Directions:
Wherever "badge" shows up in the records below, copy the whole line.

Page and application data records:
<<<<

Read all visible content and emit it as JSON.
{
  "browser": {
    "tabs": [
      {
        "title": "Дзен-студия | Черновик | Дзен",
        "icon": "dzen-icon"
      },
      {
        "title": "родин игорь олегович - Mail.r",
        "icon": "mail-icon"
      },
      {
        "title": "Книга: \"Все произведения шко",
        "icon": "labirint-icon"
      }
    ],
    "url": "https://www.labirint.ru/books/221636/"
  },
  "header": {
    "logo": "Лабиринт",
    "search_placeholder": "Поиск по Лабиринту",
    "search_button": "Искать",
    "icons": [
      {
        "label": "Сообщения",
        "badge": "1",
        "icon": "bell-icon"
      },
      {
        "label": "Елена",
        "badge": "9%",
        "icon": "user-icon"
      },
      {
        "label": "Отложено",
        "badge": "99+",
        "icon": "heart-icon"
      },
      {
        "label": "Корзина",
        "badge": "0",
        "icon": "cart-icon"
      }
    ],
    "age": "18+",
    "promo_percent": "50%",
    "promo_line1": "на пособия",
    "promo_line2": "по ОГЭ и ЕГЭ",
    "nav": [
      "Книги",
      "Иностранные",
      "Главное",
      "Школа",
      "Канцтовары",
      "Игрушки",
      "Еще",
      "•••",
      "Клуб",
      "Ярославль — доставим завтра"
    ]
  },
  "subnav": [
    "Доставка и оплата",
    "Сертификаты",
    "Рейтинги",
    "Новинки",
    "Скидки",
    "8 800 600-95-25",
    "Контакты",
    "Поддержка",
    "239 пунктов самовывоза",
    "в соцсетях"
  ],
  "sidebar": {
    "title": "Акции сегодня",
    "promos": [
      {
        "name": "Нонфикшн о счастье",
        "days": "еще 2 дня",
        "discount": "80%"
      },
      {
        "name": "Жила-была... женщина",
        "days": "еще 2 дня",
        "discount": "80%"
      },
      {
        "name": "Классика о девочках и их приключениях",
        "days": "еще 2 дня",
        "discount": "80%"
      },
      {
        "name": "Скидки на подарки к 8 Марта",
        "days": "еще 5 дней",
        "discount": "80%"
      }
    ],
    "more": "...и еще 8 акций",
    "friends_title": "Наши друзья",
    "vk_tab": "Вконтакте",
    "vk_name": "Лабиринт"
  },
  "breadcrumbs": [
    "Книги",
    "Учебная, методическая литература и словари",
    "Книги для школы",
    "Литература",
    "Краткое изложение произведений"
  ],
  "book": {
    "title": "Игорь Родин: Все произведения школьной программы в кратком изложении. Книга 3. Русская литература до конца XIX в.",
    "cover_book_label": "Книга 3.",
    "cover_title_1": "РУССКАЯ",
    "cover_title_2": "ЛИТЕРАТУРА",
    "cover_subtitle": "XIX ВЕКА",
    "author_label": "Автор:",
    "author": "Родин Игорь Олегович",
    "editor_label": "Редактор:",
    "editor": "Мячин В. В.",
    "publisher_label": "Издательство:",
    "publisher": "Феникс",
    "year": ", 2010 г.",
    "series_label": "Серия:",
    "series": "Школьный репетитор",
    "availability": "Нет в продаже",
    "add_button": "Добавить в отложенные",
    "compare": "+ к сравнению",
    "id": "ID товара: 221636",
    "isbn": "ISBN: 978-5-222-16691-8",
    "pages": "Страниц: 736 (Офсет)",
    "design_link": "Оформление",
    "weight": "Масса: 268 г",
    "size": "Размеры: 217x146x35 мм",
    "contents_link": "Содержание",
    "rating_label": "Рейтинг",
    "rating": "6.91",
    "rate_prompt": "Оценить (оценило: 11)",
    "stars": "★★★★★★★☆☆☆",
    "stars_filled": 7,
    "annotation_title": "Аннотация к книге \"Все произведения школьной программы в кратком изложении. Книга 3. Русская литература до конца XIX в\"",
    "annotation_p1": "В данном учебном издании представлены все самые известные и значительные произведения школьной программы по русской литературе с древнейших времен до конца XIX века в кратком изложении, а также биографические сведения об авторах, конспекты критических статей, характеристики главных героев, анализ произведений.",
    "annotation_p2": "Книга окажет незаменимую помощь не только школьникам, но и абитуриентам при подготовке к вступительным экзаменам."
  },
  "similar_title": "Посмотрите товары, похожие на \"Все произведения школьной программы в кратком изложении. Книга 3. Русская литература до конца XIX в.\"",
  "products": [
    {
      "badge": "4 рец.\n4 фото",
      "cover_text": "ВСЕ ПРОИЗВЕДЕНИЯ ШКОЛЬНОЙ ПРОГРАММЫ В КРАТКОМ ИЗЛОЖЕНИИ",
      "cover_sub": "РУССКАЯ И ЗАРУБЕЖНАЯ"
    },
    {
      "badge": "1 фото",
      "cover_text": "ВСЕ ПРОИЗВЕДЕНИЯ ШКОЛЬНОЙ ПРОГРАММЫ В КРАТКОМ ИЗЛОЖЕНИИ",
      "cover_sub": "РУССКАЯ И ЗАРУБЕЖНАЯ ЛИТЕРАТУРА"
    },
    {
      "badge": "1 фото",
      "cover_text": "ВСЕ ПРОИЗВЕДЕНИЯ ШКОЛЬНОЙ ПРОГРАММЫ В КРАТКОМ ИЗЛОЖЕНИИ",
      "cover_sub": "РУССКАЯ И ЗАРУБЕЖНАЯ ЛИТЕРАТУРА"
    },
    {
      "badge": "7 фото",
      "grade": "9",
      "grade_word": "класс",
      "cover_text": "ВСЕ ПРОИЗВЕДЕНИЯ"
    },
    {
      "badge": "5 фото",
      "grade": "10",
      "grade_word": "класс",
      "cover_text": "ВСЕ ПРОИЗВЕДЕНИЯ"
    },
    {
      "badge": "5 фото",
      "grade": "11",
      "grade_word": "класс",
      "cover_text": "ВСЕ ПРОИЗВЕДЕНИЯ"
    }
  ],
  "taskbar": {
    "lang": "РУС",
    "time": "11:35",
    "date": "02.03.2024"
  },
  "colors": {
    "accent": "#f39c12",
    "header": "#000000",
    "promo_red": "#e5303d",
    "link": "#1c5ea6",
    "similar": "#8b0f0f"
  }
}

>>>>

Output below:
        "badge": "1",
        "badge": "9%",
        "badge": "99+",
        "badge": "0",
      "badge": "4 рец.\n4 фото",
      "badge": "1 фото",
      "badge": "1 фото",
      "badge": "7 фото",
      "badge": "5 фото",
      "badge": "5 фото",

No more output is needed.